abolition

(redirected from Abolition movement)
Also found in: Dictionary, Thesaurus, Legal.
Related to Abolition movement: abolitionism, abolitionist

abolition

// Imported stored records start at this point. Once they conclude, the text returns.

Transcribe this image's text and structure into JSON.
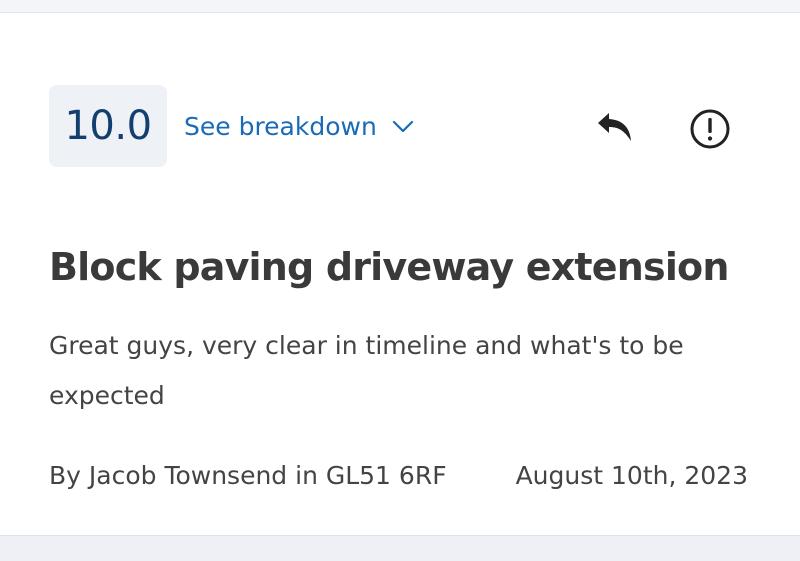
{
  "review": {
    "score": "10.0",
    "breakdown_label": "See breakdown",
    "title": "Block paving driveway extension",
    "text": "Great guys, very clear in timeline and what's to be expected",
    "author_line": "By Jacob Townsend in GL51 6RF",
    "date": "August 10th, 2023"
  },
  "icons": {
    "breakdown": "chevron-down-icon",
    "reply": "reply-icon",
    "report": "alert-circle-icon"
  },
  "colors": {
    "score_text": "#123f6e",
    "score_bg": "#eef1f6",
    "link": "#1a6bb5",
    "title": "#3a3a3a",
    "body": "#444444"
  }
}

History
1. (in British territories) the ending of the slave trade (1807) or the ending of slavery (1833): accomplished after a long campaign led by William Wilberforce
2. (in the US) the emancipation of the slaves, accomplished by the Emancipation Proclamation issued in 1863 and ratified in 1865
References in periodicals archive ?
Conventional and revisionist historical accounts incorrectly overemphasize this link to "narrow religious concerns" (105) she argues, concluding her historical defense of the abolitionists' merits by noting: "Viewed from a world historical perspective, the legacy of the abolition movement has hardly been one of intolerance and war" (108).
Armed with these convictions, we take the opportunity presented by the 11th World Day against the Death Penalty to reiterate our unrelenting dedication to the abolition movement in Europe and all over the world.
Subject matter that unsurprisingly receive a lot of attention include the institution of slavery and the abolition movement, temperance, women's rights, education, politics, emancipation, racism, suffrage, and historical personalities, namely John Brown, William Lloyd Garrison, and Abraham Lincoln.
By the 1850s, Emerson's work seemed anticlimactic compared to the essays of his younger years; perhaps surprisingly, his older works grew more popular even as Emerson diverted his attention from those ideas to focus on the abolition movement.
For example, the British abolition movement and the important roles of the Sierra Leone Company and of Freetown in the Atlantic diaspora are not discussed adequately.
You'll see how the abolition movement took root here, led by the indomitable Laura Smith Haviland, and how the divergent politics of Lewis Cass and Zachariah Chandler mirrored the trials and tensions on the national scene.
Captive Genders draws the reader to the inevitable, revolutionary conclusion that taking away tools of repression, taking people out of prisons, and tearing down institutional walls are necessary, but not sufficient tasks of the prison abolition movement.
As the abolition movement strengthened its hold on British society in the decades before 1833, the proceeds of slave-owning went underground, 'sanitised' into financial instruments, such as mortgages and annuities.
The A-bomb victims have overcome their hard feelings against the United States,'' he said, adding attendance by anyone who represents a nuclear power is welcome as it could boost the nuclear abolition movement.
The abolition movement therefore set out not to free slaves "but to offer a replacement for slavery consisting of more rigorous and systematic punitive measures" (151).
The article examines the various educational moments that appear in Incidents in the Life of a Slave Girl and then uses those moments to explore Jacobs' role in the abolition movement as well as her impetus to open her own school, the Jacobs Free School in Alexandria, Virginia in 1864.
Before his arrival in Beijing, a Chinese foreign ministry spokesman had said of Obama "He is a black President, and he understands the slavery abolition movement and Lincoln"s major significance for that movement.